I can hear you now. "Oh, I just can't eat the stuff. It's too gamey for me. I can taste the blood!" My answer to you is.... "You're not preparing your meat correctly then." Unlike his cousin, Beef, Venison has not had a Butcher's Hand taking care of things for us. When a Butcher is preparing the meat for you to purchase has already prepared our meats ready for us to get in the kitchen and start cooking. But with Venison, our husbands, more than likely, have just butchered the deer in the backyard and brought in the meat for us to do the much needed preparations from there. So if you are like me when I first got married to Paul, I knew very little about how to prepare, cook and recognize the certain cuts of meat that came into the kitchen after a blessed hunt. My first advice to you is get that meat in a cooler with a large bag of ice and a box of kosher salt stirred in the mixture. The salt is vital to removing the extra blood and that gamey taste you dislike. We let our Venison stay in the cooler for close to 24 hours. Keeping an eye on the ice to keep it cold. Once the Venison meat has set in the salt mixture it is time to store the meat. I cut the Venison into cuts that will be ready for my recipes that I have planned for them. Yes, I plan that far in advance. I know what my family likes to eat. so when I prepare my cuts accordingly. Of course, that requires you to know what the cuts of meat actually are and what they look like. So I have a chart here for you. Please feel free to right click and save to your device or computer.
Once you have your cuts prepared for a meal, then it's time to store them. Paul and I favor vacuum sealing our meats and then placing them in the freezer. Vacuum Sealing process is where you remove all the air and space from the food you want to preserve. By removing the air and not allowing new air to be introduced in the future you stop the rotting and breaking down process that happens to live ingredients after they have been killed. This process can preserve breads, cheeses, herbs, and all kinds of fish or meat. By vacuum sealing the Venison it seals the nutrients and prevents freezer burn form ruining our harvest. For the past several years we have bought a hand held vacuum sealer and Ziploc Vacuum bags. It does what is needed but of course we long for The Food Saver! I've done the research and it would be cost beneficial for anyone to vacuum seal there foods. Especially if you have a garden and your husband hunts as mine does. Do your own research. Please feel free to let me know if you find a better way to preserve your foods! If you're ready to purchase one, here is a link to purchase our favorite Food Saver Machine.

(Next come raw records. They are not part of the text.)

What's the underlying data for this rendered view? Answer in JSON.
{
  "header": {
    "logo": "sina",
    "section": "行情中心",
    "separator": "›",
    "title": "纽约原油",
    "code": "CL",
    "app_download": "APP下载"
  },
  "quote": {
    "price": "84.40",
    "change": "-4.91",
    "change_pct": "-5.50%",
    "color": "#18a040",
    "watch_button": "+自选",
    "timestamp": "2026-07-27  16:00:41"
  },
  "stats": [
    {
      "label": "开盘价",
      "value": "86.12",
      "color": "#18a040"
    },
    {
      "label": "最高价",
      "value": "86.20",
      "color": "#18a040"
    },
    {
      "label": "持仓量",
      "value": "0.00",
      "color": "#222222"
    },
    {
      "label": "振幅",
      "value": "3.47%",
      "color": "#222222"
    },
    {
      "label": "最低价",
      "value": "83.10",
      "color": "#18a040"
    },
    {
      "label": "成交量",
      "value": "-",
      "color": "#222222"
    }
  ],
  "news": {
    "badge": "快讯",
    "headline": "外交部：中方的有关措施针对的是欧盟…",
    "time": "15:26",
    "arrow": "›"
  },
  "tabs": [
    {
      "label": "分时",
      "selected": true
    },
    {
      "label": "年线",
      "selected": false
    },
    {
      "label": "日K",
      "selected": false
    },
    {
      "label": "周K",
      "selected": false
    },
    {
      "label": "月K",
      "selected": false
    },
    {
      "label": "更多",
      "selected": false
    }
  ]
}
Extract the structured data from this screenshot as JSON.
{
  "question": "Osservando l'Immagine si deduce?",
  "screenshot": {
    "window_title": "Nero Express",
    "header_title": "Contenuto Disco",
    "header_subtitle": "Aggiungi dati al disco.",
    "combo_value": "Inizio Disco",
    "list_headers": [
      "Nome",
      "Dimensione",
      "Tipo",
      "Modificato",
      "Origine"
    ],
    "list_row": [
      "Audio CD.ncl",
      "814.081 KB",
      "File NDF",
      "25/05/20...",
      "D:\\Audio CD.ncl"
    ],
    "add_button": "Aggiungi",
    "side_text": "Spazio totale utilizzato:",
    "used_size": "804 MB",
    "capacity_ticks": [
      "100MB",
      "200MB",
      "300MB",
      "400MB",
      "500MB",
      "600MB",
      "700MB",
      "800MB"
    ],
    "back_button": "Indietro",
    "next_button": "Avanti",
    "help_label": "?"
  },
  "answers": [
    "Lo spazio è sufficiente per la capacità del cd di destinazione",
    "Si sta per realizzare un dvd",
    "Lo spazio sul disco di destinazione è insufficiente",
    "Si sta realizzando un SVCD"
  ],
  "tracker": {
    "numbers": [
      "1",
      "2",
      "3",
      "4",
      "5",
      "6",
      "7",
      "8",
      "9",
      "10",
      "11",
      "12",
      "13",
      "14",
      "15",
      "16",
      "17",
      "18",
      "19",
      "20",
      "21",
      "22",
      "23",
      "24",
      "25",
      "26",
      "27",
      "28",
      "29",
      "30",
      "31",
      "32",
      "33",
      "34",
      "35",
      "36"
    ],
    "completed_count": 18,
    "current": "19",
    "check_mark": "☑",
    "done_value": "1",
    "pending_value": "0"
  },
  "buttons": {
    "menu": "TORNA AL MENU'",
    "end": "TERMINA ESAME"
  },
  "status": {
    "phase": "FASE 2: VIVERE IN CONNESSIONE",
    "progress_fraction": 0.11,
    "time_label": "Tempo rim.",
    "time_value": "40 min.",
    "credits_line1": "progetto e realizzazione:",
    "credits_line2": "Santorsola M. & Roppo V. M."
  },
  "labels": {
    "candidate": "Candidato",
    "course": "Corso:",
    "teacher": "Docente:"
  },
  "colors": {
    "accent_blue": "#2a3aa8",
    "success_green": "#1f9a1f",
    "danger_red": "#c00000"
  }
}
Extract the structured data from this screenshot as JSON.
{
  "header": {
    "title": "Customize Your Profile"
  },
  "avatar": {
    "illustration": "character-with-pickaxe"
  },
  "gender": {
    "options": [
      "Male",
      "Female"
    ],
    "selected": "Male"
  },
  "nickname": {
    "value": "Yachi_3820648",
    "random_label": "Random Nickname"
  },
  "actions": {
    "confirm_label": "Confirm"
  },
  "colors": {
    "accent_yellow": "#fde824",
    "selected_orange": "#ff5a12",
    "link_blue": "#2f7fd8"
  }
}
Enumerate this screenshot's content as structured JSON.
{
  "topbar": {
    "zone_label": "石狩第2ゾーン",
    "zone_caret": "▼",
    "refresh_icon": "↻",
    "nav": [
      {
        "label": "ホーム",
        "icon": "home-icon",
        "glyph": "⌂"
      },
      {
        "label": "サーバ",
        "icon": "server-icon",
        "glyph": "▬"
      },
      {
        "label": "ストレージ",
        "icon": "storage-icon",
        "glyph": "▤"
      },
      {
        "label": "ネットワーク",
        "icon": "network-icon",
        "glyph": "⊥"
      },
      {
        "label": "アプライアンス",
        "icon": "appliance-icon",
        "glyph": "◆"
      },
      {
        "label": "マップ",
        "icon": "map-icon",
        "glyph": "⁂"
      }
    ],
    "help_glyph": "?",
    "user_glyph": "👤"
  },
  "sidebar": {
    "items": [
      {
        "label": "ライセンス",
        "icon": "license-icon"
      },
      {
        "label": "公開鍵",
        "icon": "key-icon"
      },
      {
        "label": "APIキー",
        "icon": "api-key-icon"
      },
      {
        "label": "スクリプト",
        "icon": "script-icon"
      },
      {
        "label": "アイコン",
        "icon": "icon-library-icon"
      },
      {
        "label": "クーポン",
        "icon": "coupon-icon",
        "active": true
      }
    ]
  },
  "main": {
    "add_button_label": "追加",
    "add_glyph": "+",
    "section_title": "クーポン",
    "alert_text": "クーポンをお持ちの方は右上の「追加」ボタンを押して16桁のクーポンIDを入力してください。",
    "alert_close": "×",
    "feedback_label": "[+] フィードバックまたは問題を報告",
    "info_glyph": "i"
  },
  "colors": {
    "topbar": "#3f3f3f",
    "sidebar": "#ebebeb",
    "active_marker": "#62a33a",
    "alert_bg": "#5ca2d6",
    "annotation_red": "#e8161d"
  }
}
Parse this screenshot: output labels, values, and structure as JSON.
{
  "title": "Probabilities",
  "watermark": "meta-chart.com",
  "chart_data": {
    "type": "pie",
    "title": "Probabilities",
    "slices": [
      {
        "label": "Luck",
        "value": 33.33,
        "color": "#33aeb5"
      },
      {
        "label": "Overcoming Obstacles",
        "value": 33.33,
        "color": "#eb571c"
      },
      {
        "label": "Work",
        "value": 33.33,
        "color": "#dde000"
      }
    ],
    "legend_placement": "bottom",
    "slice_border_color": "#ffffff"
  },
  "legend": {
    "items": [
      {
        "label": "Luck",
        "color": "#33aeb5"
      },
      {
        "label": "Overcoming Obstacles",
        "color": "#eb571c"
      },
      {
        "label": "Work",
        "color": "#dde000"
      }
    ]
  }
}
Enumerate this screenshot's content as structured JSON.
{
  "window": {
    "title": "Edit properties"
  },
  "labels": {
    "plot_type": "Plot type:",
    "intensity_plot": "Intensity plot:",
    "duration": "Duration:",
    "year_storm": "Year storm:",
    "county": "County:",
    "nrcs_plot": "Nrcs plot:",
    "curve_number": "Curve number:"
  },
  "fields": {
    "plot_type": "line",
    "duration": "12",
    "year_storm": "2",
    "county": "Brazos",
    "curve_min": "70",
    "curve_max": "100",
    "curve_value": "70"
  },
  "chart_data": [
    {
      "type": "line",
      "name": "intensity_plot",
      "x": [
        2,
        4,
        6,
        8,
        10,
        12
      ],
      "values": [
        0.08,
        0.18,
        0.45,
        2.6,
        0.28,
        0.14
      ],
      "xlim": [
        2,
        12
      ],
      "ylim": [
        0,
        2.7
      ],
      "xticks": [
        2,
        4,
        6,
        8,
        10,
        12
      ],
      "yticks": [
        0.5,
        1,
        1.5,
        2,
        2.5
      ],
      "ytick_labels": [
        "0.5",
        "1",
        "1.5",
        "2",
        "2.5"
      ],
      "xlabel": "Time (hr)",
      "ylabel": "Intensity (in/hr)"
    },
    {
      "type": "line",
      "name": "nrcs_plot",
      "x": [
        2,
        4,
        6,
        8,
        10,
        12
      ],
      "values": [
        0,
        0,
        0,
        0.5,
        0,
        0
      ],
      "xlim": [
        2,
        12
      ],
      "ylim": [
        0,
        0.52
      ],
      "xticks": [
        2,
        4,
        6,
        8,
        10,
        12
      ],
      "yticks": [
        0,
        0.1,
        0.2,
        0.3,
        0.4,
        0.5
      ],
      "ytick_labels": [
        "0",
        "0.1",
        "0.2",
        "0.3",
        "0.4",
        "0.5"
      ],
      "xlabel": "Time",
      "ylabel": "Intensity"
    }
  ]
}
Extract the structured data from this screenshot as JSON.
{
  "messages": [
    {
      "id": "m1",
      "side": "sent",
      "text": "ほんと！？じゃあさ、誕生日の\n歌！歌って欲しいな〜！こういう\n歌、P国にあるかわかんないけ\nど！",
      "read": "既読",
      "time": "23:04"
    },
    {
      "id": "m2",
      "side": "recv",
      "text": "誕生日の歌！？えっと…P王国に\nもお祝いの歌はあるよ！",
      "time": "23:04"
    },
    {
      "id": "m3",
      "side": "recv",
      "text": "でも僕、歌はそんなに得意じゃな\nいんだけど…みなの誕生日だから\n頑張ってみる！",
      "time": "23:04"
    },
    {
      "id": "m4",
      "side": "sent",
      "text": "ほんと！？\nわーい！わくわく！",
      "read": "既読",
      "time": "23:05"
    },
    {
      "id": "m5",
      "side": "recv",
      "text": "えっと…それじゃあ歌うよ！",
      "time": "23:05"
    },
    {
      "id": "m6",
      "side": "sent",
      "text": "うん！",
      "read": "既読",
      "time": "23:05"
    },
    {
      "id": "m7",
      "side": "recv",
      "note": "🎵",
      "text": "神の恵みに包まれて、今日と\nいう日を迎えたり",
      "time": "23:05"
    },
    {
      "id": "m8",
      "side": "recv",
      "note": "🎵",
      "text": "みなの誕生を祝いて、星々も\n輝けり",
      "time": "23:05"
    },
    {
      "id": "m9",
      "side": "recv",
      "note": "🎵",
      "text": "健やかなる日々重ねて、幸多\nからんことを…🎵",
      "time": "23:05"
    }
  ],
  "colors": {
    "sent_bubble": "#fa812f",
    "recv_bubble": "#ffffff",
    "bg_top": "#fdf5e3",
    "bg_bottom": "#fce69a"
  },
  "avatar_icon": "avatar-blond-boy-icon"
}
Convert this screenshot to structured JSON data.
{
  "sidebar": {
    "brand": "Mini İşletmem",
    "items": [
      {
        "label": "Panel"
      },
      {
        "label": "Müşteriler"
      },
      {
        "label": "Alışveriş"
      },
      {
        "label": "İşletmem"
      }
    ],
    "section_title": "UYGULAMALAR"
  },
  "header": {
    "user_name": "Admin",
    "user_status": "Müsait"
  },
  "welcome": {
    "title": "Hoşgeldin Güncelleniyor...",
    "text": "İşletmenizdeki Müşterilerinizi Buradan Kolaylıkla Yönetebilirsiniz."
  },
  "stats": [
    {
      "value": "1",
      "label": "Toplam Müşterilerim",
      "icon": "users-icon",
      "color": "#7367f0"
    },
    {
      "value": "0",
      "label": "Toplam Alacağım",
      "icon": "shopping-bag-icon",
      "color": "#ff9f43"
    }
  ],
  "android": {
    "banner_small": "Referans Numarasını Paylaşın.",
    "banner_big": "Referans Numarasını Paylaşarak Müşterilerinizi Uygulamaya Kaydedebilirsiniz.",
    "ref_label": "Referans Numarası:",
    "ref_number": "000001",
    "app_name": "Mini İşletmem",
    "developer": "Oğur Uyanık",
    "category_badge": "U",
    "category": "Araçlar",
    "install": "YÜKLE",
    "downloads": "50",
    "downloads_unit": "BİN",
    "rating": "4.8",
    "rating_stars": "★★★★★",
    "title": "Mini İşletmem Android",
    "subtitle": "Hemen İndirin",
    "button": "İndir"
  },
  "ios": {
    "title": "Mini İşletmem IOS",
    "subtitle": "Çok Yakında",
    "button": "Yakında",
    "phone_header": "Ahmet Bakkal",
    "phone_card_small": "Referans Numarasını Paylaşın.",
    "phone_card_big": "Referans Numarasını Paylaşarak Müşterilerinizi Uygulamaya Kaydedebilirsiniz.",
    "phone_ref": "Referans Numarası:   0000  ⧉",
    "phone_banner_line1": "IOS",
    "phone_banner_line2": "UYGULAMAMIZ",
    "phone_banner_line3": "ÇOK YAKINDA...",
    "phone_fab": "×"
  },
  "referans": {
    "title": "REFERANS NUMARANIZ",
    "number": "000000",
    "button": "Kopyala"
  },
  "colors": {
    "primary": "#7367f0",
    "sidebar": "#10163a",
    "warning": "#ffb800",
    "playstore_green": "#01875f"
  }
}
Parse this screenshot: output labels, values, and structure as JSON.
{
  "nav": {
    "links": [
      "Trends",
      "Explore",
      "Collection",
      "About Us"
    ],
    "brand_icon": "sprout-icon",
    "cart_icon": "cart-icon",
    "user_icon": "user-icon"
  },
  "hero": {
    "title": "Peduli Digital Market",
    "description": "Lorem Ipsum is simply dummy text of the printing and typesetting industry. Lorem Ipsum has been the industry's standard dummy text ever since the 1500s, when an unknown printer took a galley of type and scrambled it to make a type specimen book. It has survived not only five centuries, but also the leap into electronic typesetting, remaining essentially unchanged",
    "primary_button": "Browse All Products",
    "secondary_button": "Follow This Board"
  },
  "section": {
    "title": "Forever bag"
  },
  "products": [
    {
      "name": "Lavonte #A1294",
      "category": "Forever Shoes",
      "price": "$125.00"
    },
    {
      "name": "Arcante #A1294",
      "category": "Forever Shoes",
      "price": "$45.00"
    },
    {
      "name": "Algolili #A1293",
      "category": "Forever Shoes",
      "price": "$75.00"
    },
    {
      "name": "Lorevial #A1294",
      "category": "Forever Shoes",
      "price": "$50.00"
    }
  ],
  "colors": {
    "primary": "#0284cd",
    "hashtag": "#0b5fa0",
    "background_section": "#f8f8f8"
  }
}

This Food Saver saves you time and money. But I know you'll hear all about the great promotions when you do your research. So I'll spare you! You're Welcome! :)
Once you have placed all the meat into the freezer, what to do with it when you're ready to eat it! Now the fun part! It has been said by many hunters that the older the deer is the courser and tougher the meat will be. If your husband killed a Bambi, in my experiences, the meat has been sweeter and softer when cooked. The older deer can tend to be tougher, but if you take that into your meal recipe and planning. You won't notice it as much. With most recipes I believe it could serve you well to soak the deer meat with homemade Buttermilk recipe. (Click Here for that Buttermilk Recipe.) I have looked into why Buttermilk takes the gamey taste away but all I can find online are contradicting opinions. So I will give you my opinion.
A deer's diet consists of fruits, wild berries, nuts and grasses. Common sense tells me that if the deer eats sweeter foods then their meat will be sweeter. If they eat a diet full of greens rich in iron then their meat will be higher in iron. A young deer will be more active and their muscles will be lean and taste great. An older deer's muscles aren't as active and so their meat will be tougher. So on and so forth. But I believe that the alkaline chemical make up that is carried in Buttermilk breaks down the acids and proteins in the blood that is in deer.
Once you have completed these few things, you are ready to cook y